On March 31 at 01:30 p.m. AEST/Queensland (March 30 at 11:30 p.m./U.S.), NASA’s Terra satellite captured this visible image of Debbie’s remnants in southeastern Queensland and northeastern New South Wales, Australia. Credit: NASA The remnant clouds and showers associated with Ex-Tropical Cyclone Debbie were slowly moving off the coasts of Queensland and New South Wales as NASA’s Terra satellite passed overhead on March 31. On March 31 at 01:30 p.m. AEST/Queensland (March 30 at 11:30 p.m. / U.S.), the Moderate Resolution Imaging Spectroradiometer aboard NASA’s Terra satellite captured a visible image of Debbie’s remnants. The remnant clouds and showers were blanketing southeastern Queensland and northeastern New South Wales, Australia. The system appeared frontal in nature, stretching from north to south over the eastern Australian coast.

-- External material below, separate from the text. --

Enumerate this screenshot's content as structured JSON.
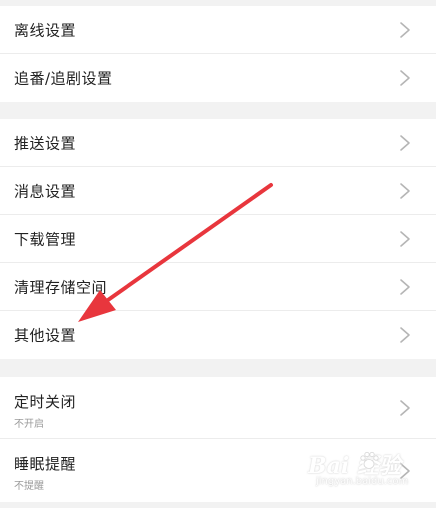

On March 31, Debbie’s remnants were still generating rough surf along coastal areas, as the heavy rainfall the storm generated continued to trigger warnings for rivers. At 11 p.m. AEST/Queensland local time (9 a.m. EST/U.S.) the Australian Bureau of Meteorology noted that Ex-Tropical Cyclone Debbie was located 500 km to the east of the Gold Coast. Debbie’s remnants are forecast to slowly move away from the east coast over the next few days.
Although dangerous surf and abnormally high tides are no longer expected over Southeast Queensland, the surf is expected to be rough for several into the next week. Several river flood warning remain in effect. There is currently a major Flood Warning for the Logan and Albert Rivers in Queensland, and for the Bremer River and Warrill Creeks River. There was also a Minor Flood Warning in effect for the Lockyer and Laidley Creeks and Lower Brisbane River.
Further south, in New South Wales, large waves are forecast for the North Coast. ABM noted ”Damaging surf conditions are expected along the Northern Rivers coast tonight and early Saturday. Waves exceeding 5 meters in the surf zone may produce significant beach erosion, especially on this evening’s high tide. South-facing parts of coast are more likely to be affected. High tide is expected around midnight, and may exceed the highest astronomical tide of the year in some localities.”
Coastal areas north of Seal Rocks are expected to experience dangerous surf conditions Friday, March 31 and Saturday, April 1. Locations which may be affected by beach erosion include Wooli, Evans Head and Ballina.
The Australian Bureau of Meteorology noted that Tropical Cyclone Debbie established some records. According to ABM, ”Severe tropical cyclone Debbie is the first tropical cyclone to reach severe status (category 3 or higher) since the Australian 2014-15 cyclone season. Debbie attained a maximum intensity of category 4 and made landfall on the central Queensland coast, near Airlie Beach, around mid-day on March 28.
An unofficial wind gust of 263 kph was recorded at Hamilton Island airport on the morning of 28 March as Debbie made a direct impact on the site; if this observation is verified it would be the highest wind gust on record for Queensland. Heavy rainfall was also a feature in the Central Coast region with daily rainfall observations at multiple locations above 200 mm and a peak recording of 470 mm at Mount William, west of Mackay.”
For more warnings and watches in Queensland, visit: http://www.bom.gov.au/qld/warnings/
Explore further:NASA examines the rainfall left behind from ex-Tropical Cyclone Debbie
Provided by:NASA’s Goddard Space Flight Center